The image quality on the P20 Pro has certainly performed beyond my expectations. To be sure, it still won’t trump good images from mirrorless and DSLR cameras, at least not in the near term.
And despite advances, AI can’t solve all problems. You still need the skills, knowledge and experience to get a good image at times.
All the same, the P20 Pro has moved mobile photography up a notch. It should be high on your list if your smartphone images mean anything to you.
Costing S$1,148 in Singapore, the P20 Pro is also competitively priced against Samsung’s Galaxy S9 and S9+ (S$1,198 and S$1,348).

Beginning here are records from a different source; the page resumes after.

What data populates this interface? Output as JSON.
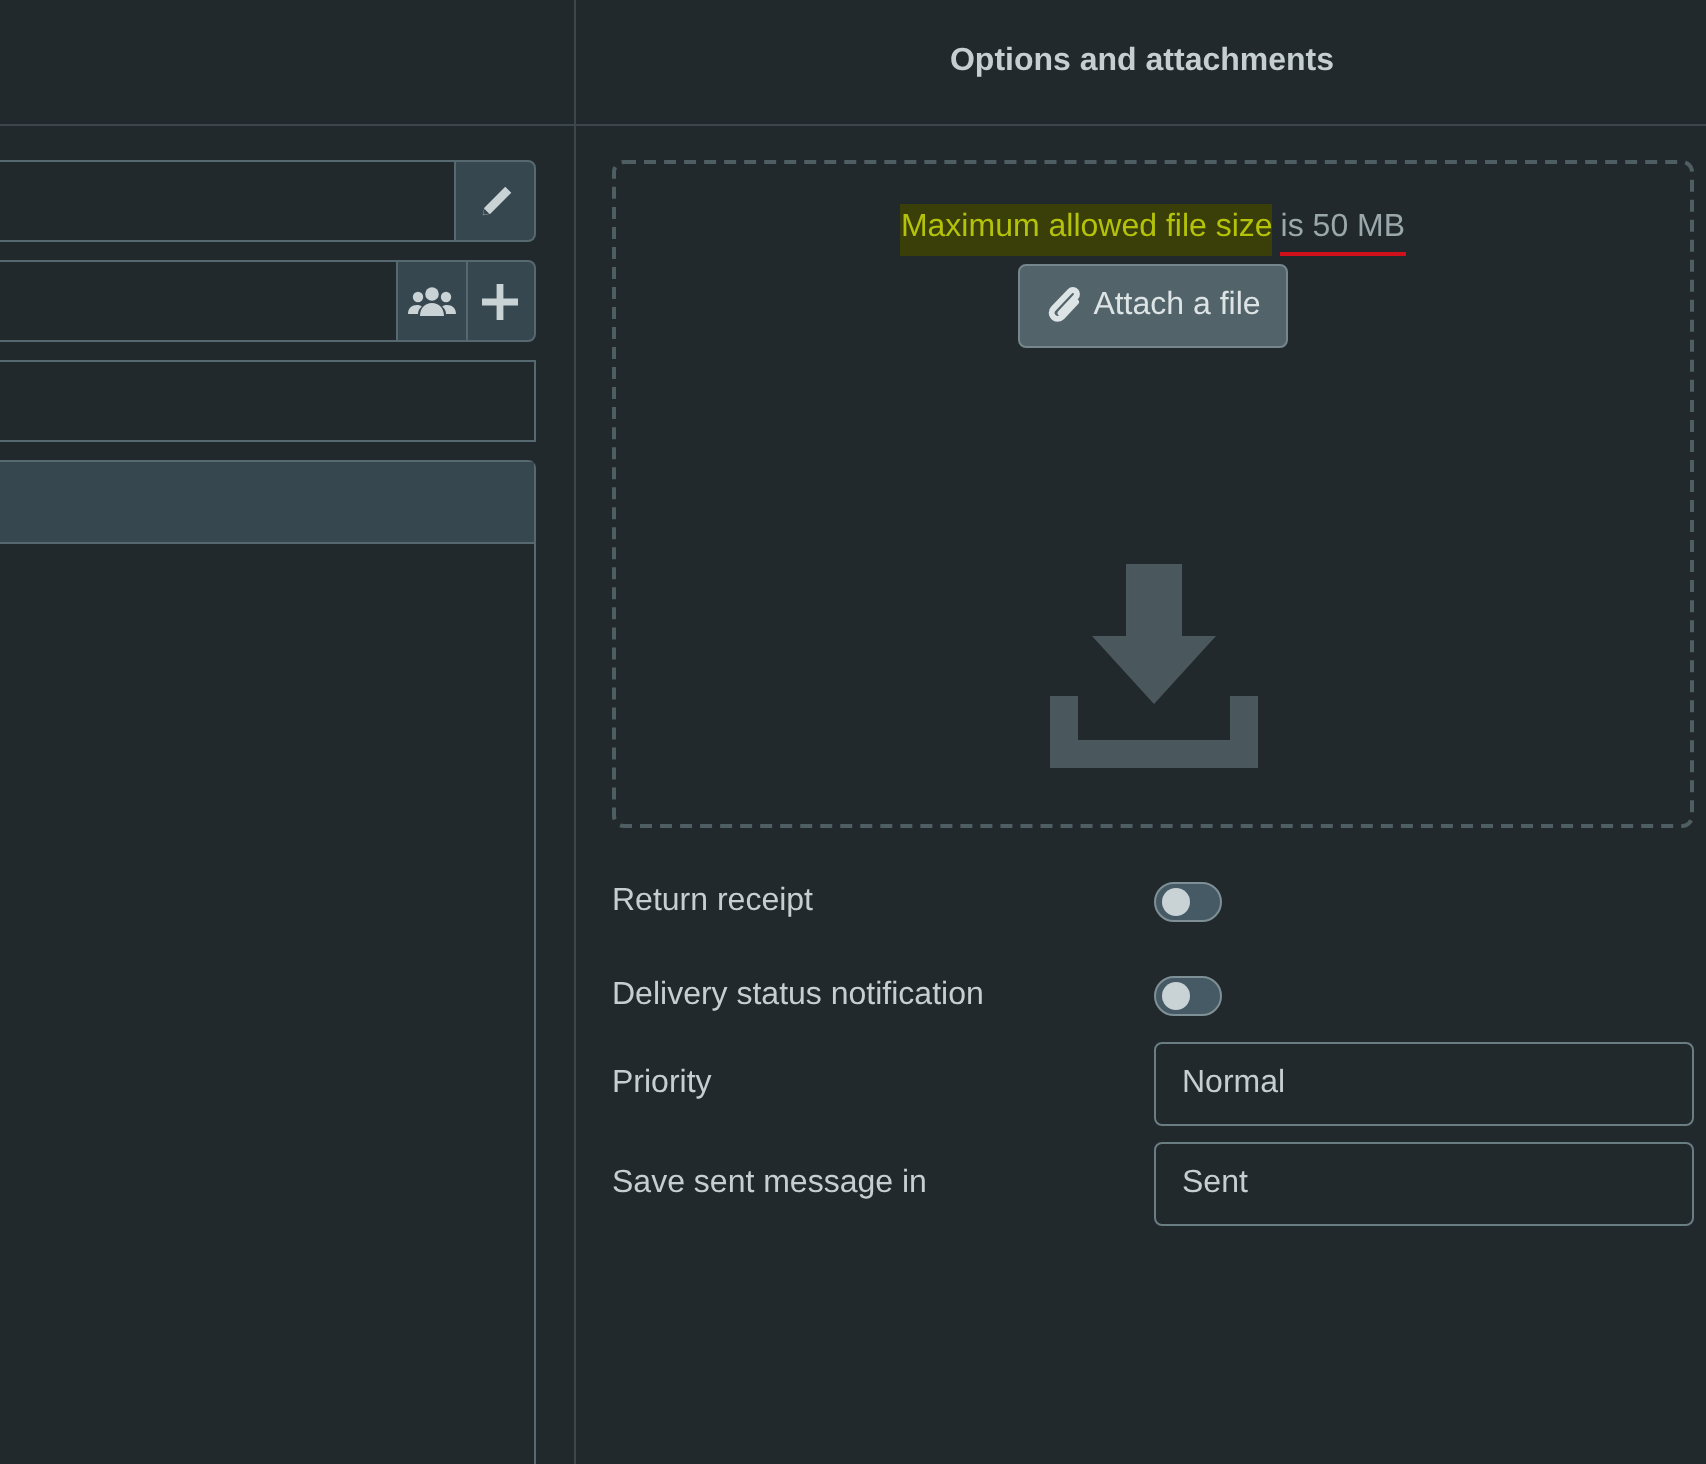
{
  "panel": {
    "title": "Options and attachments"
  },
  "compose_fields": [
    {
      "kind": "edit"
    },
    {
      "kind": "contacts"
    },
    {
      "kind": "plain"
    }
  ],
  "attachments": {
    "notice": [
      {
        "text": "Maximum allowed file size",
        "highlighted": true,
        "underlined": false
      },
      {
        "text": "is 50 MB",
        "highlighted": false,
        "underlined": true
      }
    ],
    "button": "Attach a file"
  },
  "options": [
    {
      "kind": "toggle",
      "label": "Return receipt",
      "on": false
    },
    {
      "kind": "toggle",
      "label": "Delivery status notification",
      "on": false
    },
    {
      "kind": "select",
      "label": "Priority",
      "value": "Normal"
    },
    {
      "kind": "select",
      "label": "Save sent message in",
      "value": "Sent"
    }
  ]
}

You get black and midnight blue now for colours, and if you wait until next month, the eye-catching Twilight option will be out. That’s the colour I’d get for a phone that is already highly impressive.
Great review Wilson, my dilemma is do I want a camera based phone or an Internet device sans Galaxy Note 9. Your pictures have sold me on the P20 Pro and after 2yrs with Hauwai I am comfortable with there AI. When it is time to change I will have a difficult choice
I can safely say any phone you get will be internet ready. As a camera, the image quality is subjective but the main thing that p20 did well is how it captures images. Good look in choosing phones when the time comes.
Honestly it does not beat the S9+ outright though
Perhaps my photography skills didn’t do justice to the phone but as far as I am concerned, definitely subjective of course, is not about just the image quality but how the image was captured easily by the user.
I do prefer the more natural color representation afforded by the P20 Pro over the Samsung’s more saturated version because that have me a bit more leeway to edit should I need to.
In the end we do have options to buy other phones because ultimately, our tastes are subjective.
Thanks for your comments.
Thank you for great review. Night shots you took looks amazing. I am getting mine P20 Pro next week or so. Now I am little a bit confused about colors available. Are you talking about your market or generaly? I would like to get Twilight one, but don’t want to wait one more month. I am from Europe.
Yes, this is for Singapore. Sorry for the confusion. We have updated the story to reflect this better.